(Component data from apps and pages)
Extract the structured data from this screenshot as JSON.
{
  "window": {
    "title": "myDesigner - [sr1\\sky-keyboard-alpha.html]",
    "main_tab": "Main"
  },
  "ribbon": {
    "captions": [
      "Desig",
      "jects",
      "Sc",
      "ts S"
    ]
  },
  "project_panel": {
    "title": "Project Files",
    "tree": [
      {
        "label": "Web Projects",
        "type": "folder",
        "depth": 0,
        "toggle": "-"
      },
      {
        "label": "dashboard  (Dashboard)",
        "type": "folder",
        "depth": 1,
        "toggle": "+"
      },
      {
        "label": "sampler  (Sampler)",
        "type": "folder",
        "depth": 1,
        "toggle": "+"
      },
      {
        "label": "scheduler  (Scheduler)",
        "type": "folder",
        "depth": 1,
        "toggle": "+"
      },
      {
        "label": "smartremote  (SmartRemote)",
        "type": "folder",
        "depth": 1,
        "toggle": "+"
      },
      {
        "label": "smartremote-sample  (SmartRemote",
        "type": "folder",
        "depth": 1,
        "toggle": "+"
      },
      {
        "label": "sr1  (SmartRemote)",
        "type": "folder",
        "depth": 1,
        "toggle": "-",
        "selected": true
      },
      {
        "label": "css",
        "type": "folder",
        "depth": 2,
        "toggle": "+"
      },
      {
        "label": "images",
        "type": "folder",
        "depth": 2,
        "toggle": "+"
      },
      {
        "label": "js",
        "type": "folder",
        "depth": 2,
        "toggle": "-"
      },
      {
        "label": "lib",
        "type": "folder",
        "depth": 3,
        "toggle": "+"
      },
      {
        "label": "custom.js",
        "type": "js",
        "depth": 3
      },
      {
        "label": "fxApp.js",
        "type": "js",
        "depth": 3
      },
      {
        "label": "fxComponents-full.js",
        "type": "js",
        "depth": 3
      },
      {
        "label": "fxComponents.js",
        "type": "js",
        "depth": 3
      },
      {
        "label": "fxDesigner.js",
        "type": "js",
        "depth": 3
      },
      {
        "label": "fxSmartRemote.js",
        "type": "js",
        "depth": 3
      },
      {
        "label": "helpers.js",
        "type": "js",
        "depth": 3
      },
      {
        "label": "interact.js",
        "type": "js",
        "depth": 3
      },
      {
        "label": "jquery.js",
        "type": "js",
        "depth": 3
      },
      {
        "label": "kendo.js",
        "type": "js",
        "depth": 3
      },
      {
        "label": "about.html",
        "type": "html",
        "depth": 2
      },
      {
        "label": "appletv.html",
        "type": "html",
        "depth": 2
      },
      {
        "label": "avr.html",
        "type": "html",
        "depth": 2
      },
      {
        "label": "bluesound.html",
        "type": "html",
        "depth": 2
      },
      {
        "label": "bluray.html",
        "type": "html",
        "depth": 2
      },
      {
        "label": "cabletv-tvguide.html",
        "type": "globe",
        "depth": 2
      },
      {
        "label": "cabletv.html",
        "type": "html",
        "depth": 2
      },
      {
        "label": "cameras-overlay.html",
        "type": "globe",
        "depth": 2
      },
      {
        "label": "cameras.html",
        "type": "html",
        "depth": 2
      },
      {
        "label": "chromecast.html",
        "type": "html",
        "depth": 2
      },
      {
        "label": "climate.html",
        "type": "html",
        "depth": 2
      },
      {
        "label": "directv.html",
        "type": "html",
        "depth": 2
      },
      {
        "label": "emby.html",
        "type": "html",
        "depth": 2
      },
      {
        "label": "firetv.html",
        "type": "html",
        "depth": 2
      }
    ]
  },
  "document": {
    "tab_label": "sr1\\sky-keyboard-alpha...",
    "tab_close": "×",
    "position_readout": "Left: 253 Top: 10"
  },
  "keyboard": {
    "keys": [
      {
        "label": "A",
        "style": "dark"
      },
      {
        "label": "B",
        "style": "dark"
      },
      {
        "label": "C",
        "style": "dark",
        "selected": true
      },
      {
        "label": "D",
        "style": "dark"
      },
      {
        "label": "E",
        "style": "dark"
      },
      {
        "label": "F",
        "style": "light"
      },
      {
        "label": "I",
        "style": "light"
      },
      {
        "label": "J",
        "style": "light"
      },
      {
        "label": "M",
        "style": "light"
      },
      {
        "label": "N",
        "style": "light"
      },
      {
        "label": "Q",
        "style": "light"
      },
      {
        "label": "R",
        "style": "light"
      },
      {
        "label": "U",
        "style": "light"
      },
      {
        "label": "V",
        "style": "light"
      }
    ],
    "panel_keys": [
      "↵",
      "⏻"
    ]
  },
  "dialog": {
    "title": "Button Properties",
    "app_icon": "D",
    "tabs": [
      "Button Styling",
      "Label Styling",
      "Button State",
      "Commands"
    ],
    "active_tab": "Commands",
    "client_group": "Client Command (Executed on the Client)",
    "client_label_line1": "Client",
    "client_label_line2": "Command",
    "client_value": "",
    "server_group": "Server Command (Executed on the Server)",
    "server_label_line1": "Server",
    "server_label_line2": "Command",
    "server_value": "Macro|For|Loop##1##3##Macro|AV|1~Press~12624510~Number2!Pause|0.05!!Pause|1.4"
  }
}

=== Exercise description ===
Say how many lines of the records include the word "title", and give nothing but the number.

=== Task solution ===
3